Even though Christmas is “the most wonderful time of the year” and the world seems awash with cheerfulness, color and lights, the holidays can be sad for some.
It’s sad for some because of the death of a loved one or because it can be a reminder of the broken family someone comes from or because someone is sick and dying or a myriad of other reasons. Often, the result is a feeling of emptiness and absence in what is not but could be or should be.
Last year my family experienced the loss of a beloved member of our family two days before Thanksgiving. The feelings of sadness and emptiness were present through the holidays of Thanksgiving and Christmas and for many days afterward. It was hard to remember sometimes, and especially during holidays like Christmas, that God is with us in those moments of sadness.
Emmanuel, God is With Us
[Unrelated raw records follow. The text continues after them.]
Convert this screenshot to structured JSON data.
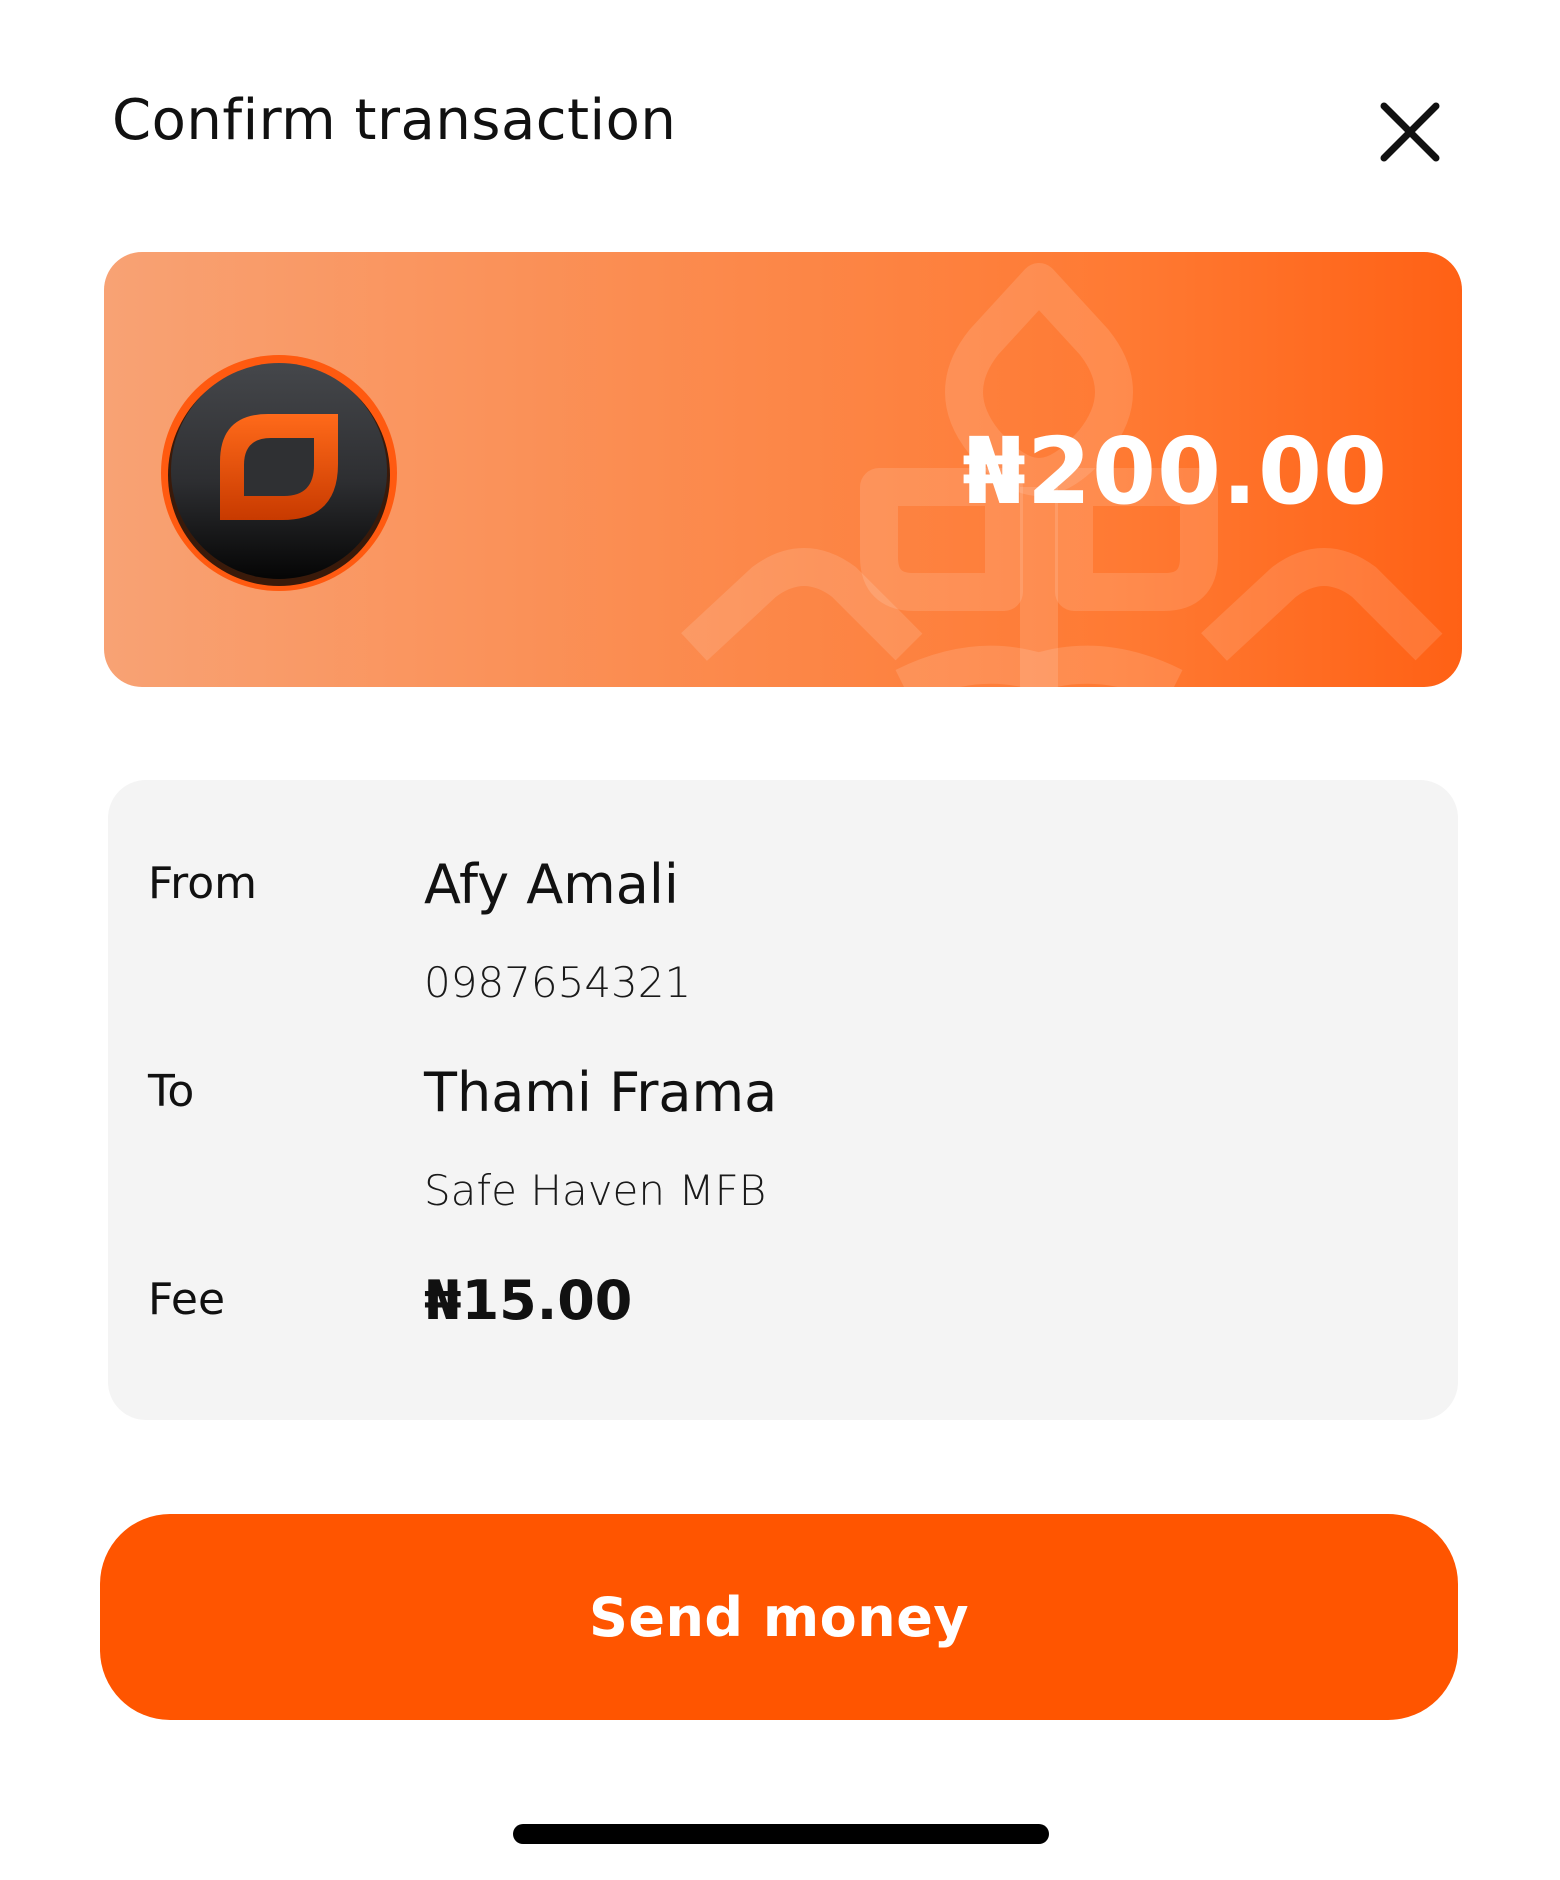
{
  "header": {
    "title": "Confirm transaction",
    "close_icon": "close-icon"
  },
  "amount_card": {
    "amount": "₦200.00",
    "logo_icon": "wallet-logo-coin-icon",
    "gradient_colors": [
      "#f8a274",
      "#ff6115"
    ]
  },
  "details": {
    "from": {
      "label": "From",
      "name": "Afy Amali",
      "account": "0987654321"
    },
    "to": {
      "label": "To",
      "name": "Thami Frama",
      "bank": "Safe Haven MFB"
    },
    "fee": {
      "label": "Fee",
      "value": "₦15.00"
    }
  },
  "actions": {
    "send_label": "Send money"
  },
  "colors": {
    "accent": "#ff5500",
    "details_bg": "#f4f4f4"
  }
}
When Christmas is celebrated and discussed in our faith, we think of the joy and wonderful things that God gave humanity with the birth of Christ. For many, it is easy to excitedly proclaim “Oh come, oh come, Emmanuel!”
Yet in the midst of sadness, it is difficult to celebrate with anticipation the coming of Emmanuel. It’s not easy to comprehend that Emmanuel means “God is with us.” Yes, we may know what Emmanuel means, but to comprehend Emmanuel in our lives is different and difficult. Especially when we are full of sadness.
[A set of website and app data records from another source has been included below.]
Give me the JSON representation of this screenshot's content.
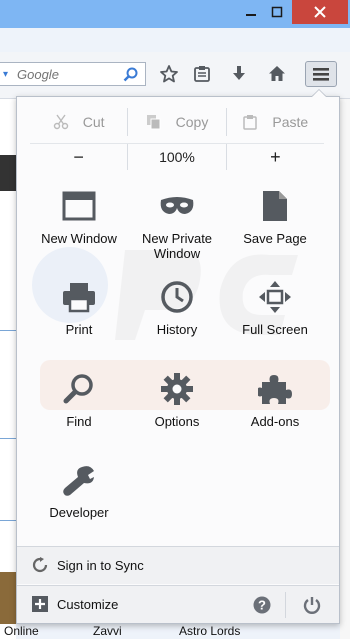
{
  "search": {
    "placeholder": "Google"
  },
  "edit": {
    "cut": "Cut",
    "copy": "Copy",
    "paste": "Paste"
  },
  "zoom": {
    "minus": "−",
    "level": "100%",
    "plus": "+"
  },
  "menu_items": [
    {
      "label": "New Window"
    },
    {
      "label": "New Private Window"
    },
    {
      "label": "Save Page"
    },
    {
      "label": "Print"
    },
    {
      "label": "History"
    },
    {
      "label": "Full Screen"
    },
    {
      "label": "Find"
    },
    {
      "label": "Options"
    },
    {
      "label": "Add-ons"
    },
    {
      "label": "Developer"
    }
  ],
  "footer": {
    "sync": "Sign in to Sync",
    "customize": "Customize"
  },
  "bookmarks": [
    "Online",
    "Zavvi",
    "Astro Lords"
  ],
  "colors": {
    "accent": "#3a7bd5",
    "close": "#c9463d",
    "icon": "#555a60"
  }
}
We forget that Emmanuel means that God is really and truly with us in every moment of both joy and sorrow. We forget that the celebration of Christmas is more than just the celebration of the birth of Christ, it is a celebration of the suffering and death of Christ 33 years after his birth. And we forget that suffering and death is part of our reality here on earth too.
Celebrating Death with Emmanuel
A couple of weeks ago we celebrated the anniversary of my uncle’s passing with mixed emotions of sadness of missing him but joy that he is with God. We still miss him and will always feel a sense of emptiness at his absence, especially during the holidays. I understand the difficulties reconciling a season of joy with a personal season of sadness.
Last year I wasn’t really able to focus on Advent being a time of preparation for the coming of Christ’s birth because of my uncle’s death. Instead, I just asked God to be with me, unknowingly living the word Emmanuel in my Advent preparation and prayer. So this year part of my Advent prayer has been to focus on Emmanuel. To focus on and be aware of God being with me and me with him.
And I challenge you to do the same.
Reach out to someone who may be struggling with sadness during the holiday season and help them see Emmanuel through you.